In the world of biblical scholarship, it has long been clear that there are two very different ways of approaching the biblical text. And these different approaches determine whether scholars find historical (or theological) value in the words of Scripture.
On the one side is the higher-critical approach. Generally speaking, this approach is marked by skepticism towards the claims of the biblical text. The stories contained in the Bible are not taken at face value. While they may contain a “historical core,” they have been embellished and expanded, and perhaps even fabricated. The Bible is a disparate collection of texts that have been cobbled together for various reasons, and not authored by the people we think.

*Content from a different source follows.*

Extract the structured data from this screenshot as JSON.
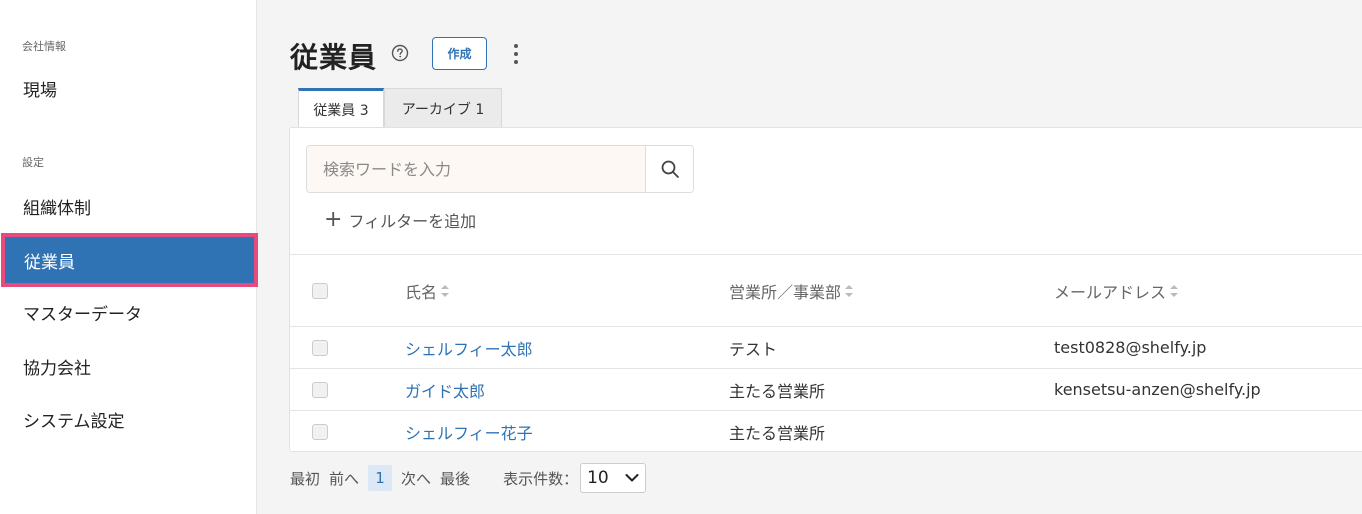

On the other side is what might be called a “confessional” approach. This approach views the biblical text more sympathetically; more of an “innocent until proven guilty” posture. Stories are taken more at face value (though the challenges and issues are not ignored). Most in this camp have a high view of Scripture and think the Bible reliably tells us about key doctrines about God, man, Christ, etc.
Of course, the descriptions above are a vast over-simplification. Each scholar is different, and there are countless ways to nuance and define each camp. But, generally speaking, these two approaches can be traced historically and in the present day.
This critical vs. confessional battle over Scripture has been highlighted in two recent resources. [Read more…]